And he made it a point to reaffirm his commitment to tax cuts in the wake of a crescendo of complaints from his old conservative allies in recent weeks that he had abandoned faith in supply-side economic theory.

"To even have referred to this as a tax increase I think was wrong," Reagan told reporters, "because it was an adjustment of the tax cut passed last year and which still continues on into the coming years."

"I think there was a perception on the part of some and an alarm that this represented some kind of change in philosophy -- it does not. I still believe in the combination of incentive tax cuts that will increase productivity in this country and . . . reductions in spending."

The themes of Reagan's fall campaign will be struck in appearances next week and on Labor Day, and the president expressed confidence yesterday that Republicans will be meeting the voters in an improved economic climate after months of recession and rising joblessness.

"I think what they are going to see and what they are going to be thinking about is that the economy is going to continue to improve. I think that failure to pass this would have been a setback to improvement in the economy . . . all the indices we have now are supportive of the idea that things are getting better."

The $98.3 billion tax increase that cleared the House yesterday will take back about a quarter of the three-year tax cut Reagan won from Congress in 1981, and the president said yesterday that there is still plenty of stimulus remaining in the personal income tax cuts that were left intact.

"And the truth of the matter is, even with this passed, the tax cut over the next three years will amount to $335 billion for the people next year -- they will double the gain they have already made in their personal fortunes because of the tax cut," Reagan said.

It was a bittersweet day for Reagan as he felt the personal loss of Dr. Loyal Davis, stepfather of Nancy Reagan, who died in Scottsdale, Ariz. of congestive heart failure. The president, who had postponed his California vacation to pressure Congress for the tax bill, plans to leave the White House today for a memorial service in Phoenix for Dr. Davis.

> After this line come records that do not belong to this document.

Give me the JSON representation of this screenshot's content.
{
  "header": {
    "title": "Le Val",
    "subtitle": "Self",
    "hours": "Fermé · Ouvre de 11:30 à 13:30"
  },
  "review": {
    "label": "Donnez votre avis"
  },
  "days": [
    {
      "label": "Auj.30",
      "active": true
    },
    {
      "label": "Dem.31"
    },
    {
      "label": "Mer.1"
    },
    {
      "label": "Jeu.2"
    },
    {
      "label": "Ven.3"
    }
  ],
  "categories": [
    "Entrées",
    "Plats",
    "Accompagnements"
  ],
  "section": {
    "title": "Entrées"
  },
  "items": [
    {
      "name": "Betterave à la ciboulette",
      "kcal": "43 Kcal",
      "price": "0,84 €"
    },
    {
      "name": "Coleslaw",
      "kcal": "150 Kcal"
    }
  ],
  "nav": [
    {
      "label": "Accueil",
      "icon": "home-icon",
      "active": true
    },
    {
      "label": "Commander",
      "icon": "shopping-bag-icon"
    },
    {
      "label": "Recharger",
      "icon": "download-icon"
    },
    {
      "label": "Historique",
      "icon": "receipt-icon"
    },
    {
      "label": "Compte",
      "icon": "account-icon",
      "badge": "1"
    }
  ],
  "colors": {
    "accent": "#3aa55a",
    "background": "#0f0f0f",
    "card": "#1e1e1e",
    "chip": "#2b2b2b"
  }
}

In a two-week lobbying drive in which he employed presidential perks, such as a Sunday lunch at Camp David, and his own forceful personal persuasion, the president talked to more than 150 congressmen in an effort to overcome a conservative revolt against the tax bill.

But Reagan did not watch the long debate on closed-circuit television as it was played out in other White House offices yesterday. Instead, he gathered at the last minute, to watch the final votes being cast, with White House officials and Defense Secretary Caspar W. Weinberger and Secretary of State George P. Shultz, according to Deputy White House press secretary Larry Speakes.

Asked whether he was getting nervous with so many Hill victories, Reagan quipped: "Don't talk like that. As an old sports announcer, I have to tell you that when a no-hitter is being pitched, you never mention it during the game. You'll jinx the pitcher."